Judge affirms Park Service control of Yukon River upstream from Circle City: Round Two of the Rumble on the River has gone to the National Parks Service. U.S. District Court Judge Ralph Beistline on Monday ruled the federal agency acted properly in arresting 70-year-old Jim Wilde in September 2010 after he refused the orders of two rangers to stop his riverboat in the middle of the Yukon River. Wilde thought that a dangerous place to pause and went for shore, but first called rangers some dirty names. They responded by pointing a shotgun at him and his two passengers, and then followed him to shore, where they tackled and handcuffed the old man before hauling him off to jail. After a trial in the spring of 2011 in Fairbanks, at which it was revealed a federal prosecutor had made up some of the evidence to be used against Wilde, a federal magistrate found Wilde guilty of three misdemeanors -- interfering with the function of a federal agency, violating a lawful order and operating an unregistered boat. He was fined him $2,500. Wilde appealed on the grounds the Park Service lacked authority to police a state river. On appeal, Beistline ruled for the Park Service, accepting the argument that "Congress created the (Yukon-Charley Rivers) Preserve to protect the Yukon and Charley Rivers and directed the park service to protect the values associated with those rivers." The judge said that gives the Park Service authority over the Preserve stretch of the Yukon even if the state of Alaska owns the land beneath the river and the water. The judge also noted Americans have no right to resist or intentionally interfere “with a government employee or agent engaged in an official duty.'” Thus Wilde was required to stop no matter how stupid or dangerous he thought the rangers’ order, or how much more experience he might have had on the river. The National Parks and Conservation Association trumpeted the ruling as a victory for protection of Alaska parks. There was no word on whether Wilde and the state, which joined the suit, will appeal. The state has questioned giving the Park Service the authority to control traffic on a waterway, which once served as the main transportation route in the 49th state. Beistline suggested there's nothing the courts can do about that, writing that “any concerns regarding the practicability or propriety of this law would best be addressed by a legislative, not judicial, solution.”
Canada's Harper wants the North Pole: Earlier this week Canada was set to stake its claims in the Arctic seabed.
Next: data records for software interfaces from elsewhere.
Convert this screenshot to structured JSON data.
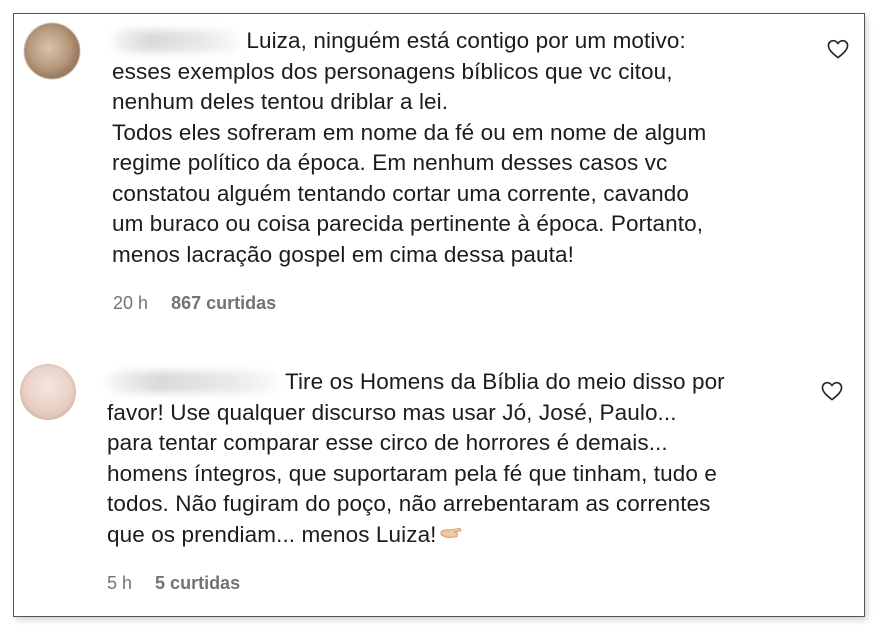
{
  "comments": [
    {
      "body_lines": [
        "Luiza, ninguém está contigo por um motivo:",
        "esses exemplos dos personagens bíblicos que vc citou,",
        "nenhum deles tentou driblar a lei.",
        "Todos eles sofreram em nome da fé ou em nome de algum",
        "regime político da época. Em nenhum desses casos vc",
        "constatou alguém tentando cortar uma corrente, cavando",
        "um buraco ou coisa parecida pertinente à época. Portanto,",
        "menos lacração gospel em cima dessa pauta!"
      ],
      "time": "20 h",
      "likes": "867 curtidas",
      "like_icon": "heart-outline-icon"
    },
    {
      "body_lines": [
        "Tire os Homens da Bíblia do meio disso por",
        "favor! Use qualquer discurso mas usar Jó, José, Paulo...",
        "para tentar comparar esse circo de horrores é demais...",
        "homens íntegros, que suportaram pela fé que tinham, tudo e",
        "todos. Não fugiram do poço, não arrebentaram as correntes",
        "que os prendiam... menos Luiza!"
      ],
      "time": "5 h",
      "likes": "5 curtidas",
      "like_icon": "heart-outline-icon",
      "trailing_emoji": "backhand-index-pointing-left-emoji"
    }
  ]
}
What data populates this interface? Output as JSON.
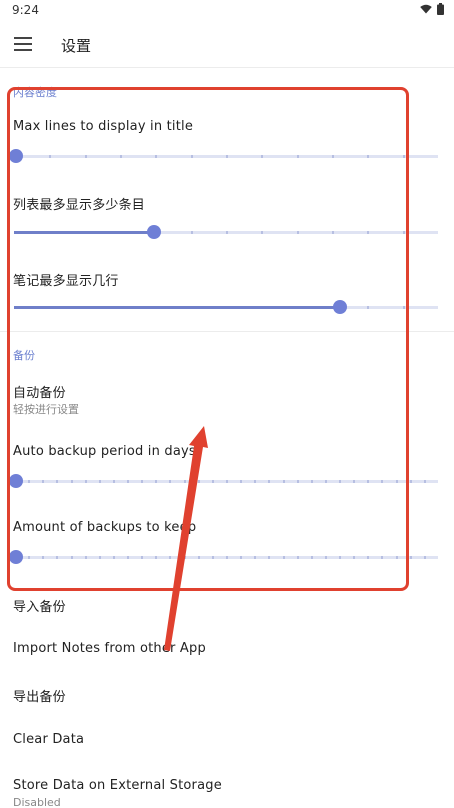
{
  "status_bar": {
    "time": "9:24"
  },
  "app_bar": {
    "title": "设置"
  },
  "sections": {
    "content": {
      "header": "内容密度",
      "max_lines_title": {
        "label": "Max lines to display in title",
        "value": 0.0
      },
      "list_items": {
        "label": "列表最多显示多少条目",
        "value": 0.33
      },
      "note_lines": {
        "label": "笔记最多显示几行",
        "value": 0.77
      }
    },
    "backup": {
      "header": "备份",
      "auto_backup": {
        "label": "自动备份",
        "summary": "轻按进行设置"
      },
      "period": {
        "label": "Auto backup period in days",
        "value": 0.0
      },
      "amount": {
        "label": "Amount of backups to keep",
        "value": 0.0
      },
      "import_backup": {
        "label": "导入备份"
      },
      "import_other": {
        "label": "Import Notes from other App"
      },
      "export_backup": {
        "label": "导出备份"
      },
      "clear_data": {
        "label": "Clear Data"
      },
      "external_storage": {
        "label": "Store Data on External Storage",
        "summary": "Disabled"
      }
    }
  },
  "colors": {
    "accent": "#6f7fd6",
    "annotation": "#e0412f"
  }
}
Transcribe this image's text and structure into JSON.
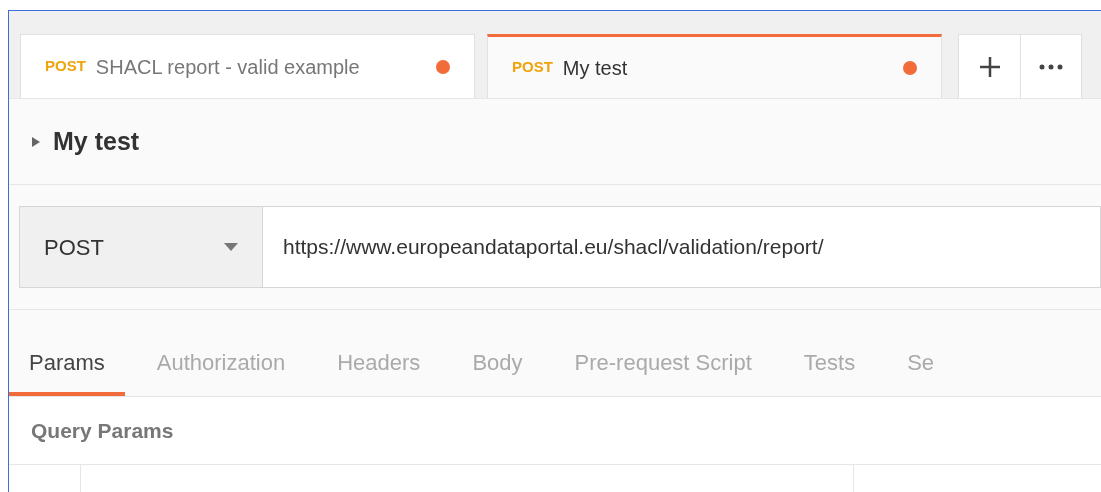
{
  "request_tabs": [
    {
      "method": "POST",
      "title": "SHACL report - valid example",
      "unsaved": true,
      "selected": false
    },
    {
      "method": "POST",
      "title": "My test",
      "unsaved": true,
      "selected": true
    }
  ],
  "request": {
    "name": "My test",
    "expanded": false,
    "method": "POST",
    "url": "https://www.europeandataportal.eu/shacl/validation/report/"
  },
  "section_tabs": [
    {
      "label": "Params",
      "selected": true
    },
    {
      "label": "Authorization",
      "selected": false
    },
    {
      "label": "Headers",
      "selected": false
    },
    {
      "label": "Body",
      "selected": false
    },
    {
      "label": "Pre-request Script",
      "selected": false
    },
    {
      "label": "Tests",
      "selected": false
    },
    {
      "label": "Se",
      "selected": false
    }
  ],
  "query_params": {
    "title": "Query Params"
  }
}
But those claims didn’t go far enough for Canadian Prime Minister Stephen Harper, according to The Globe and Mail of Toronto, which reports that Harper sent officials back to come up with a new draft that includes the geographic North Pole. Citing senior officials, the paper said that Harper “is not prepared to forfeit Canada’s claim to the geographic North Pole to Russia and Denmark” two other Arctic nations expected to lay formal claim to the area. The U.S. has been increasing its military presence in the Arctic, and last month released a first-ever Arctic defense strategy, but it has not filed a claim similar to Canada’s because such claims are made under the United Nations Convention on the Law of the Sea, a treaty to which the U.S. is not signatory.